Aluminum products were created as an alternative to wood, and in some ways, aluminum is superior to wood.
It’s stronger, more durable, and requires less reoccurring maintenance like painting and staining. Over the years, aluminum has made many advances but there are some inherent problems when using aluminum products.
In today’s building industry, environmental and health concerns are key issues that the performance of aluminum products simply fails to address primarily because of
- Heat transfers
- Aluminum is prone to corrosion
For example, if you want the best cookware for your kitchen you buy aluminum. Why? It’s because aluminum transfers heat across its surfaces very well. In the home, however, this translates into poor energy efficiency because aluminum windows are like little radiators transferring the temperature–hot or cold– from outside to inside the house.
This heat transfer, especially in colder regions, causes condensation (sweating). The water in the air will naturally be drawn to, and collect on the aluminum windows, which are always the coldest objects in the home. The sweating can create problems when water gets trapped between the window and the Sheetrock and wood inside the walls. The result is often a build-up of mold, mildew, and rot, which are major health issues in today’s homes.
Contrary to popular belief, and especially in coastal areas, aluminum is also prone to corrosion. The fasteners, which are made of either zinc or steel, react with the aluminum and over time corrode to the point where the windows become brittle and can even break apart.
To combat the temperature transfer, manufacturers of aluminum windows attempt to thermally improve their products by incorporating a thermal break within the product.
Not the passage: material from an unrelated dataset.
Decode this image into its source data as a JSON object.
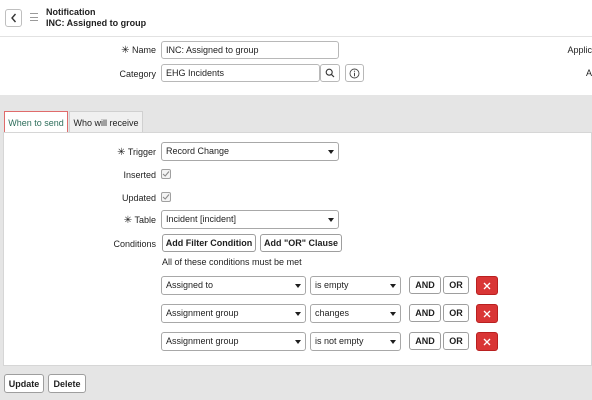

These thermal breaks are usually made from vinyl, which is clad into the aluminum.
And the discussion above begs the question…
Why not just buy vinyl windows in the first place?
Although aluminum windows don’t need the constant repainting and maintenance like wood, (aluminum is a painted metal) if the product is scratched or damaged in any way you can easily see right through the paint to the metal beneath.
This can be unsightly and very difficult to repair. Vinyl, on the other hand, is the same color throughout. If it’s scratched or damaged the only thing that shows through is more color.
Also, because the window’s moving parts are metal brushing against metal, aluminum products need to be lubricated on a regular basis. Aluminum, like wood, has its advantages. It’s stronger than wood and requires less maintenance. But, also like wood, aluminum has many natural attributes that make it a product whose disadvantages outweigh its benefits, especially in coastal climates.
Vinyl offers all the benefits of aluminum products without any of the drawbacks.
Unlike aluminum, vinyl will not
- create water damage to the home over time.
Vinyl is a good thermal break: it will minimize the temperature transfer from outside to inside the home, thus saving energy. There is never a need to repaint vinyl products.
It is long lasting and can easily withstand the effects of the environment, no matter how warm, cold, or harsh the climate.
Arizona Glass & Door Connection offers unmatched pricing on Vinyl windows and Aluminum windows installations and servicing in Phoenix, Arizona.
We deal in broken windows, installation of new windows, as well as yearly servicing of Aluminum as well as Vinyl windows.
Call us today for a no-obligation quote at 602-375-2000. You’ll be glad you did.